- Students need ports, processing power, or can’t find webapps for their work: similarly, if you can’t find a webapp equivalent for your favorite desktop program, or the things you do require usually a lot of local processing power (games, video editing, audio encoding, etc.), a Chromebook may not be for you. Likewise, if you need to connect a ton of devices or if you need special ports like Thunderbolt, good luck. You might fall into the “two computers better than one” camp above, but if you want one, a handy machine, a Chromebook probably isn’t for your use case.
- Students who want to return their technology purchases for regular upgrades: this app will increase a bit depending on what you buy, but considering the price of most Chromebooks you shouldn’t expect. Wait for them to keep a ton of resale value. You’re not going to return Chromebooks every year to get the latest model, and if you do, you could see yourself making more money than you’d like. All of this means that the resale market will likely be full of good deals and low prices that you will have to compete with if you want to sell. However, with low entry costs, the value is higher over the long term, if you use them over the long term. You can keep your devices longer, reuse them for light work later, or put them back without feeling like you’re giving up on a big investment.
- Students invested in Windows or OS X, and uncomfortable without them: Chrome OS is not for everyone. Don’t get me wrong, it’s simplified and well-designed, but it’s still not for everyone. There will still be students – especially if they don’t know what they’re getting into – who will download executable files or .app files and wonder why they can’t use them. These same people inevitably call their campus IT line, hear, “Oh, do you have a Chromebook?” We can’t help you, “and I think they wasted their money. They will wonder why they cannot download the same applications that everyone uses. They’ll have smartphones they can’t really connect to and read tons of new apps that they won’t be able to install. They will look at how iPhones and iOS pair with OS X and Apple computers, and will either want this experience, or miss the familiarity of Windows. After all, Chrome OS is more or less Linux, and if you’re not ready for the challenges of using and troubleshooting Linux (no command line, because Chrome OS has very few), you might being dissapointed.
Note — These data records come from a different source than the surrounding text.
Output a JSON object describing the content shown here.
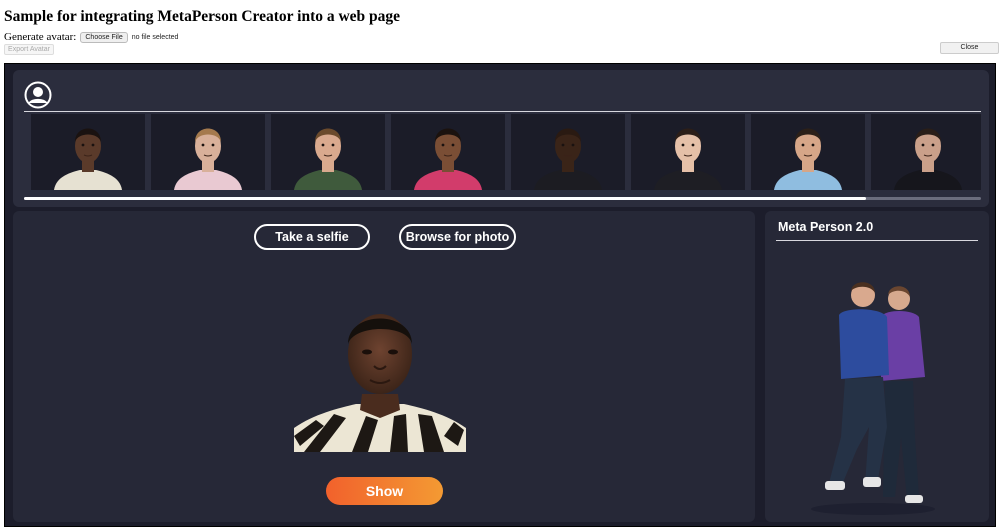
{
  "page": {
    "title": "Sample for integrating MetaPerson Creator into a web page",
    "generate_label": "Generate avatar:",
    "choose_file_label": "Choose File",
    "file_status": "no file selected",
    "export_label": "Export Avatar",
    "close_label": "Close"
  },
  "app": {
    "user_icon": "user-circle-icon",
    "avatars": [
      {
        "name": "avatar-1",
        "skin": "#5a3a2a",
        "hair": "#1a1210",
        "shirt": "#e6e1d2"
      },
      {
        "name": "avatar-2",
        "skin": "#d8b09a",
        "hair": "#a57a4e",
        "shirt": "#e9c9d2"
      },
      {
        "name": "avatar-3",
        "skin": "#d9a98e",
        "hair": "#6b4a2c",
        "shirt": "#3f5a3c"
      },
      {
        "name": "avatar-4",
        "skin": "#7a4e35",
        "hair": "#1b120e",
        "shirt": "#d23c6b"
      },
      {
        "name": "avatar-5",
        "skin": "#3a2418",
        "hair": "#2a1a12",
        "shirt": "#1c1c22"
      },
      {
        "name": "avatar-6",
        "skin": "#e5c0a8",
        "hair": "#2c1e18",
        "shirt": "#1e1e24"
      },
      {
        "name": "avatar-7",
        "skin": "#d6a688",
        "hair": "#2c2018",
        "shirt": "#8fbde0"
      },
      {
        "name": "avatar-8",
        "skin": "#caa08a",
        "hair": "#2a1e18",
        "shirt": "#16161c"
      }
    ],
    "take_selfie_label": "Take a selfie",
    "browse_label": "Browse for photo",
    "show_label": "Show",
    "panel_title": "Meta Person 2.0",
    "scroll_position": 0.88
  },
  "colors": {
    "accent_start": "#f2612c",
    "accent_end": "#f39a33",
    "frame_bg": "#1c1d2b",
    "panel_bg": "#262837"
  }
}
If one of these sounds sounds like you, maybe a traditional ultrabook or a Macbook is more your style. This is not to say that it is an impossible option however; as we said, some people can use a Chromebook as a computer on the go, and then settle back into their comfortable relationship with OS X or Windows when they return to their room. People with little interest in resale value won’t care if there is an aftermarket for the Chromebook Pixel. However, if you just want to buy a technology that does everything you need and already understand, a Chromebook may not be your best choice.
However, if you’re on the fence, don’t forget that you can somehow “test the drive” Chrome OS on a laptop you already own if you wish. With a little elbow grease, you can try it out ahead of time, decide if it’s the type of experience you want (or get used to), and then make a smarter buying decision. . Doing this could, if you like what you see, completely mitigate this last point above.
At the end of the day, however, these shouldn’t hold you back if they don’t look like you. Chromebooks are great options for more people than you might think. They’ll save you money, centralize your IT, make backups and commuting between computers easy, and they’re very easy to use once you get used to them. Just be sure to include them when you think about best chromebook for kids.